→ **TASK REQUIREMENTS**:
Take each line of the material that includes "United" and copy it.

→ **RECORDS**:
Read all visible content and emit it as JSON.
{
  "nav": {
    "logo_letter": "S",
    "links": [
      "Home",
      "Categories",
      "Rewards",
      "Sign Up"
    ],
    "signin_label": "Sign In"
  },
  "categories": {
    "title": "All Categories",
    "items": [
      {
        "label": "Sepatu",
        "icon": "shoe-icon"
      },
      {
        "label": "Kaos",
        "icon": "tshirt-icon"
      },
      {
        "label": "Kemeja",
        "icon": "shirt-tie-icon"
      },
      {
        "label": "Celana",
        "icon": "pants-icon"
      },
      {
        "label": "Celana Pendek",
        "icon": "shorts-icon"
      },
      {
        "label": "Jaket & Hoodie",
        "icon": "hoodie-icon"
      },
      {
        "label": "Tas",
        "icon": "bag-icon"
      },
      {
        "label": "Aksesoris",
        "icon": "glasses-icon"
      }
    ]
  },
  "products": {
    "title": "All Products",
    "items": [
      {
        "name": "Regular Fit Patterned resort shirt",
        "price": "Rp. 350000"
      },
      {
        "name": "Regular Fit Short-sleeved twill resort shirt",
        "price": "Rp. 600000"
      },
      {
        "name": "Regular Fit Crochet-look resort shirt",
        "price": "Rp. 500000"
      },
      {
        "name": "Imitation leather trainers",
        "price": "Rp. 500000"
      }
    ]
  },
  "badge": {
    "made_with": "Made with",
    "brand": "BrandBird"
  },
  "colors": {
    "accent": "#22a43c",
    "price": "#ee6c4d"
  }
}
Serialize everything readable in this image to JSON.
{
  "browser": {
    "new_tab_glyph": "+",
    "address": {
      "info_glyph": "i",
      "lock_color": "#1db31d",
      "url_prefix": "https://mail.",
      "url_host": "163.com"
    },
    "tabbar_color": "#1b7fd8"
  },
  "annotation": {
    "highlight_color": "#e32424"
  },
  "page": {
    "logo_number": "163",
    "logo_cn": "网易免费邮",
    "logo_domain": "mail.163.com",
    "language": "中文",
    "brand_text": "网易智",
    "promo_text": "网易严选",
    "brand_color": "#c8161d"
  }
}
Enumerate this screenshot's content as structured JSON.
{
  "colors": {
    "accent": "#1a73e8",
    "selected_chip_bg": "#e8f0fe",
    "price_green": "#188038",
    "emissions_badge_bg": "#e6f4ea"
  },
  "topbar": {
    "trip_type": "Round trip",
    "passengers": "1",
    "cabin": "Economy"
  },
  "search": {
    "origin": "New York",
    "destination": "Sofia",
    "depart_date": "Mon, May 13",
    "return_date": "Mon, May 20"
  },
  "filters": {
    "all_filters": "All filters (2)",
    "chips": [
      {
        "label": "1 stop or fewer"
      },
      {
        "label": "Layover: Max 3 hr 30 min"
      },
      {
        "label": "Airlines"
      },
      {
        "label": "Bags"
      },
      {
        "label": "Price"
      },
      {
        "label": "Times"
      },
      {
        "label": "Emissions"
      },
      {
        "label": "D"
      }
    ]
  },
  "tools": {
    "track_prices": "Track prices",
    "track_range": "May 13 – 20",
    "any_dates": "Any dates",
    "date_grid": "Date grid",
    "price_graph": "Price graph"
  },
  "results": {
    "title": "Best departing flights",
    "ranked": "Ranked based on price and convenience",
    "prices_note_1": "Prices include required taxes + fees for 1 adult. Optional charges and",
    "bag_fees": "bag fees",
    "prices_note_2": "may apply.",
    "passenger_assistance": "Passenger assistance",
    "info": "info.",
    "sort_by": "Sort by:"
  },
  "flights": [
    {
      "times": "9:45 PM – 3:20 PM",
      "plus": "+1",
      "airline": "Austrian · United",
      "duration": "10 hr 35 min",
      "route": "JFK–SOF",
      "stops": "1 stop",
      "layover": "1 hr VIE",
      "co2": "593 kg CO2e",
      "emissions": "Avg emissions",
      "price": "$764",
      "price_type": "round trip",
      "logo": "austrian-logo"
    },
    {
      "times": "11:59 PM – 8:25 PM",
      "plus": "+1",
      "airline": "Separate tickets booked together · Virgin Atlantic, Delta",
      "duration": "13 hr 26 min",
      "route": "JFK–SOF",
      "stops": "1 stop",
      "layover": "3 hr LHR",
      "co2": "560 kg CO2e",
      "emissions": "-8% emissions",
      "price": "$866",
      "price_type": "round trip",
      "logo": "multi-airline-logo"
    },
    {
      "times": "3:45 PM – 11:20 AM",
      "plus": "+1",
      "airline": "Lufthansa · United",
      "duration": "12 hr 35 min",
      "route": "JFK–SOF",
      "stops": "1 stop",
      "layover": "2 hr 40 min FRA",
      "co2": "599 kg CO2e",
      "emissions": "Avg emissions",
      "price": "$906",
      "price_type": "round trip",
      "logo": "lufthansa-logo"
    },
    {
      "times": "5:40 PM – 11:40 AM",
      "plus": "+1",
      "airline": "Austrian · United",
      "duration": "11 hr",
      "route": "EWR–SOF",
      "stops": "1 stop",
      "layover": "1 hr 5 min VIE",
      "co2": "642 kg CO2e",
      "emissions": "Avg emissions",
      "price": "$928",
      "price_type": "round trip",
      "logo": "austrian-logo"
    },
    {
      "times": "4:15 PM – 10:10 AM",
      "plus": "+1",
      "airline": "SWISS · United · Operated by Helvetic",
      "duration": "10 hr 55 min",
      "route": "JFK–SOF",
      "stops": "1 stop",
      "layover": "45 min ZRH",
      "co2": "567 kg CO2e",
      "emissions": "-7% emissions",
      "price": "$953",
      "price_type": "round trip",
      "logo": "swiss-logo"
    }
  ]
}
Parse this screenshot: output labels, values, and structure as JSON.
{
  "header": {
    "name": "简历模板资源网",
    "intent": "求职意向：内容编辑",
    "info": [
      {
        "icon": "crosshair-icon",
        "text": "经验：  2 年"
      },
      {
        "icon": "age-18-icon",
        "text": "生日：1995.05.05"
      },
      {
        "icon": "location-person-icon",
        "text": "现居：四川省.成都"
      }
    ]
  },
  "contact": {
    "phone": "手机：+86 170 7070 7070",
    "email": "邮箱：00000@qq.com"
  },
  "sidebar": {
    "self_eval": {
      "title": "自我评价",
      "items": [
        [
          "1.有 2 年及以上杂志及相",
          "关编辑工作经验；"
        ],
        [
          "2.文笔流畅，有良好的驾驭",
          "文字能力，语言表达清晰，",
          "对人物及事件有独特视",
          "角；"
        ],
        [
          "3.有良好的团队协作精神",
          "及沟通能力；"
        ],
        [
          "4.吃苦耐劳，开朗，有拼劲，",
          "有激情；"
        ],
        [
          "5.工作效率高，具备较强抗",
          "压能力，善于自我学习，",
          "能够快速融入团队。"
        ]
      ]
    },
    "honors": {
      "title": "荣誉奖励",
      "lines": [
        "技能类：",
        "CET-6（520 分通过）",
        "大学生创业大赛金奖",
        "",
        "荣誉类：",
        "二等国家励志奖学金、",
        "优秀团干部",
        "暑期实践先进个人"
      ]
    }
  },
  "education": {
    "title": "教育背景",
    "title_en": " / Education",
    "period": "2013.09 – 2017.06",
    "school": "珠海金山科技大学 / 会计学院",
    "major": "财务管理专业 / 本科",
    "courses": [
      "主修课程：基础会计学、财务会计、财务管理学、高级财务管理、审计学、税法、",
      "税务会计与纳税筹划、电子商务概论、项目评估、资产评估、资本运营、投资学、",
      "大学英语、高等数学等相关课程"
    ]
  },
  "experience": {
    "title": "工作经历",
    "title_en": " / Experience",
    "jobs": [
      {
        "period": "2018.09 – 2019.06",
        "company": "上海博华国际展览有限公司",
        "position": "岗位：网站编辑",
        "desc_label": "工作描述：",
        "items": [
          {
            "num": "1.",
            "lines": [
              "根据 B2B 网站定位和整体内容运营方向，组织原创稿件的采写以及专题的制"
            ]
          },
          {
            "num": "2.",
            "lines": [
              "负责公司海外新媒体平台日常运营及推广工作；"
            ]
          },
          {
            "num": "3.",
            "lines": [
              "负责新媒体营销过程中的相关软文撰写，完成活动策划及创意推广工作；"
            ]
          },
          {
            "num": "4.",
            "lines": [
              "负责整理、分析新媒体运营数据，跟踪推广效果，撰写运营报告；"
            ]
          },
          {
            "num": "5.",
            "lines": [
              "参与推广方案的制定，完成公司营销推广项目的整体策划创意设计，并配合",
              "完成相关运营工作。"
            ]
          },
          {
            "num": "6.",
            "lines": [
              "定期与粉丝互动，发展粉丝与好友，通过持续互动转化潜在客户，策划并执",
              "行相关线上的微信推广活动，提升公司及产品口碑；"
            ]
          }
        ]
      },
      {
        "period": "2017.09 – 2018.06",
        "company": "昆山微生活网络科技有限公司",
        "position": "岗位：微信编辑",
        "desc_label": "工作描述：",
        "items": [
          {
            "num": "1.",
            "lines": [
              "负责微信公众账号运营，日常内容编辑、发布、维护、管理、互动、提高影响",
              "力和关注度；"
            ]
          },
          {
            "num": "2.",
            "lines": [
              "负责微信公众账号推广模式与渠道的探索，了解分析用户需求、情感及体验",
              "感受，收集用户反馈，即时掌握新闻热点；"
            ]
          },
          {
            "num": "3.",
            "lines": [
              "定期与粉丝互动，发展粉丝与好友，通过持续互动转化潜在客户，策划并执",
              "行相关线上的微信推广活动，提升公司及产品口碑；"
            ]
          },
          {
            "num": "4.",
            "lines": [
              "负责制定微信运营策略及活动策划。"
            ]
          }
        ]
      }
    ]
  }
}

→ **EXERCISE RESPONSE**:
      "airline": "Austrian · United",
      "airline": "Lufthansa · United",
      "airline": "Austrian · United",
      "airline": "SWISS · United · Operated by Helvetic",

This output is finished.